Focus on making your environment weight-loss-friendly
The biggest indicator if someone will be successful on a weight-loss plan isn't how much they work out, how many salads they eat, or how much sleep they get; Dr. Grunvald says it all boils down to your environment, especially the people closest to you.
"If you have poor-quality food in the home, it's going to be very difficult because eventually you're going to give in to consuming that," he says. "If you're trying to lose weight and your spouse isn't on board and they keep bringing in chips and cupcakes, it's going to be almost impossible because they're not helping you clean up your environment."

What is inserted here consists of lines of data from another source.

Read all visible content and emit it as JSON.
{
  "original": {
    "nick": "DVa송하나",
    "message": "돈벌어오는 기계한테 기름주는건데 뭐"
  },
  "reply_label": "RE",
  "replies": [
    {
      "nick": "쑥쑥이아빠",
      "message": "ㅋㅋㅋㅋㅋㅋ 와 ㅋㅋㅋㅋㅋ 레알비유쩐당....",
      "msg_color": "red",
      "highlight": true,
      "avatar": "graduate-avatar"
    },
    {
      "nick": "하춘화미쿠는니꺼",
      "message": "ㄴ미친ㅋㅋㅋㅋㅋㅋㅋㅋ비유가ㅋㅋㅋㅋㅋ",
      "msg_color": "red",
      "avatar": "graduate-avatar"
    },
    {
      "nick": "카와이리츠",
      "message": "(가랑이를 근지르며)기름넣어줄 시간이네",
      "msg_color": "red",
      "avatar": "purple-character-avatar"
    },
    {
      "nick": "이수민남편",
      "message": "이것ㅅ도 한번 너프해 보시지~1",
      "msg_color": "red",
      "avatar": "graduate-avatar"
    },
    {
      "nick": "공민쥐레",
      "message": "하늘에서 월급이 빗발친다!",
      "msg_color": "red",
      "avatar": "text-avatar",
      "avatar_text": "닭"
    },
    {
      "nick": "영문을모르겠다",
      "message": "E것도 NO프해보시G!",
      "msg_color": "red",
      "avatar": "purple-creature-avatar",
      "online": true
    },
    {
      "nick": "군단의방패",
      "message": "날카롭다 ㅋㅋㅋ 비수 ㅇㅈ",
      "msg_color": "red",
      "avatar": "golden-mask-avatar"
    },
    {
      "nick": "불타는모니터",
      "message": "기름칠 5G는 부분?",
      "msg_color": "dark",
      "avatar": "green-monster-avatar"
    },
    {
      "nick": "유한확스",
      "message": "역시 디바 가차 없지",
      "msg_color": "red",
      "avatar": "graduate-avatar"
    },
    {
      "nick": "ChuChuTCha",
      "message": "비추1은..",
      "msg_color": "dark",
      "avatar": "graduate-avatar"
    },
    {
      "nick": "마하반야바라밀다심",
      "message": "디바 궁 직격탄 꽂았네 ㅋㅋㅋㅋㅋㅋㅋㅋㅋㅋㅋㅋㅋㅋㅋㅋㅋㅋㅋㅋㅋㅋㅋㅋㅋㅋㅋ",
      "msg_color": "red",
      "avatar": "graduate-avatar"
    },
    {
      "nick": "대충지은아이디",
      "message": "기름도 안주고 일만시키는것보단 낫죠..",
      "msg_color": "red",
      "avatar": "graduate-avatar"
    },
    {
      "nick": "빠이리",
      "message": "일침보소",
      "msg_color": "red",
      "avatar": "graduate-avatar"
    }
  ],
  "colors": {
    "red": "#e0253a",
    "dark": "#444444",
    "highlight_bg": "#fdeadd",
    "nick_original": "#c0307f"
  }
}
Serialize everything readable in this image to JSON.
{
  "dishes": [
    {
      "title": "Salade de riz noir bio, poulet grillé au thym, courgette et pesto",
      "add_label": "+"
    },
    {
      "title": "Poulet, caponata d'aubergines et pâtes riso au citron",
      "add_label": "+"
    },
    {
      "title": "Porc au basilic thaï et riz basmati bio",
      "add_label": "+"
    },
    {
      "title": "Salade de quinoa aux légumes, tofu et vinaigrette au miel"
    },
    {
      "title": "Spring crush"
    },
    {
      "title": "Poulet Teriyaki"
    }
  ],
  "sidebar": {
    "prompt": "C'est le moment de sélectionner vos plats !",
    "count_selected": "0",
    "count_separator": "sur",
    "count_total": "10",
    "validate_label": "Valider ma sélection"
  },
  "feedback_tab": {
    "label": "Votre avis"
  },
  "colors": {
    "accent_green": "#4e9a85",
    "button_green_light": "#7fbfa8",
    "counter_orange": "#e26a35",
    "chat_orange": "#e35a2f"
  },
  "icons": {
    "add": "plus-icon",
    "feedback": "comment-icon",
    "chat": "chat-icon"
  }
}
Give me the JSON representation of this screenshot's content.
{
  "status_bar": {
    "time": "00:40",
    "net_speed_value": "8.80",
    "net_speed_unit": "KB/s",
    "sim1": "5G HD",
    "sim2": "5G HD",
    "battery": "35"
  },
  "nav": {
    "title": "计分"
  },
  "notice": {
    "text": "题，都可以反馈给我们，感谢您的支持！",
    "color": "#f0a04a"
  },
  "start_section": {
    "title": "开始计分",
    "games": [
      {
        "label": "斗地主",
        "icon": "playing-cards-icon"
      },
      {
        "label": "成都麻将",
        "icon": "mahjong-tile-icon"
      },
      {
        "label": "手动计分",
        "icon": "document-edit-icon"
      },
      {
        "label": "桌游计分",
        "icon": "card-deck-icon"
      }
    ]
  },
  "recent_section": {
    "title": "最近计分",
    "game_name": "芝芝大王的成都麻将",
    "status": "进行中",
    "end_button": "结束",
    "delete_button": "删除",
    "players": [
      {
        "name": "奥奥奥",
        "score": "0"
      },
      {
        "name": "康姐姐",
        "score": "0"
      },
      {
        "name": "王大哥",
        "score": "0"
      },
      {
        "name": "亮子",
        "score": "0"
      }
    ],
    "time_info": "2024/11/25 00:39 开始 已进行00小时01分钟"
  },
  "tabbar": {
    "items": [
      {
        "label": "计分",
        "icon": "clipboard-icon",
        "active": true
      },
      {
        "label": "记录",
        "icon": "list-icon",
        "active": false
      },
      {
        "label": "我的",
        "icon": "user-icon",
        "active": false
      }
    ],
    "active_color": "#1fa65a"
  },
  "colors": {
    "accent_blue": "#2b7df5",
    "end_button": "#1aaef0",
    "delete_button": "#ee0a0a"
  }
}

Instead of putting pressure on yourself to say "no" to these temptations, a more productive strategy is to not have these foods in front of you in the first place. Since we live in such an obesogenic world -- think of how many activities in your social life revolve around food, usually of the comfort variety -- learning to control your immediate surroundings is crucial for weight loss. It's not about saying no to a slice of pizza; it's about finding a way to not even be in front of the pizza. Social support, planning, and stimulus control are all skills Dr. Grunvald says are crucial to a successful weight-loss program. These are tactics that people need to not only learn, but also practice over and over before they become second-nature.